#### [WORK TO BE COMPLETED]
Reproduce each of the entries that follow, exactly.

#### [RECORDS TO PROCESS]
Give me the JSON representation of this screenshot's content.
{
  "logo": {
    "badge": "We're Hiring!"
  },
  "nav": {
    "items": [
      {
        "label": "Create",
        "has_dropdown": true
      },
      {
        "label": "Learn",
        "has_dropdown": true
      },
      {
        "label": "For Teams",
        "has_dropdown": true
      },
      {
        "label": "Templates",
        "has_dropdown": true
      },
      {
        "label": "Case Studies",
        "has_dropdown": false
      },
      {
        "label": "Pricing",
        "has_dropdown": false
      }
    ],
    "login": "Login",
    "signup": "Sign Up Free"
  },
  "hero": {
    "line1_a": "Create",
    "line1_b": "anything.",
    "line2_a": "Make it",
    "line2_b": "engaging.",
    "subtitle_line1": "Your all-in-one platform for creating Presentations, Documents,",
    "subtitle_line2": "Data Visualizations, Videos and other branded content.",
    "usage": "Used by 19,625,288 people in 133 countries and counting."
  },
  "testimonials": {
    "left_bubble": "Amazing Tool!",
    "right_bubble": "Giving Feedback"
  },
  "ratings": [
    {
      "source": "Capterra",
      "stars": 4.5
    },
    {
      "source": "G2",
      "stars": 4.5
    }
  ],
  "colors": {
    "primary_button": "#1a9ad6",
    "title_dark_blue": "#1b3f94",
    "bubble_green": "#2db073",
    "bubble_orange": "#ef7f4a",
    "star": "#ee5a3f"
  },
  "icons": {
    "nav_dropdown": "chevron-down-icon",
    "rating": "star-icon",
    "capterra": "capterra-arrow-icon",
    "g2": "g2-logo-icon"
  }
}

#### [SOLUTION TO THIS TASK]
Give me the JSON representation of this screenshot's content.
{
  "logo": {
    "badge": "We're Hiring!"
  },
  "nav": {
    "items": [
      {
        "label": "Create",
        "has_dropdown": true
      },
      {
        "label": "Learn",
        "has_dropdown": true
      },
      {
        "label": "For Teams",
        "has_dropdown": true
      },
      {
        "label": "Templates",
        "has_dropdown": true
      },
      {
        "label": "Case Studies",
        "has_dropdown": false
      },
      {
        "label": "Pricing",
        "has_dropdown": false
      }
    ],
    "login": "Login",
    "signup": "Sign Up Free"
  },
  "hero": {
    "line1_a": "Create",
    "line1_b": "anything.",
    "line2_a": "Make it",
    "line2_b": "engaging.",
    "subtitle_line1": "Your all-in-one platform for creating Presentations, Documents,",
    "subtitle_line2": "Data Visualizations, Videos and other branded content.",
    "usage": "Used by 19,625,288 people in 133 countries and counting."
  },
  "testimonials": {
    "left_bubble": "Amazing Tool!",
    "right_bubble": "Giving Feedback"
  },
  "ratings": [
    {
      "source": "Capterra",
      "stars": 4.5
    },
    {
      "source": "G2",
      "stars": 4.5
    }
  ],
  "colors": {
    "primary_button": "#1a9ad6",
    "title_dark_blue": "#1b3f94",
    "bubble_green": "#2db073",
    "bubble_orange": "#ef7f4a",
    "star": "#ee5a3f"
  },
  "icons": {
    "nav_dropdown": "chevron-down-icon",
    "rating": "star-icon",
    "capterra": "capterra-arrow-icon",
    "g2": "g2-logo-icon"
  }
}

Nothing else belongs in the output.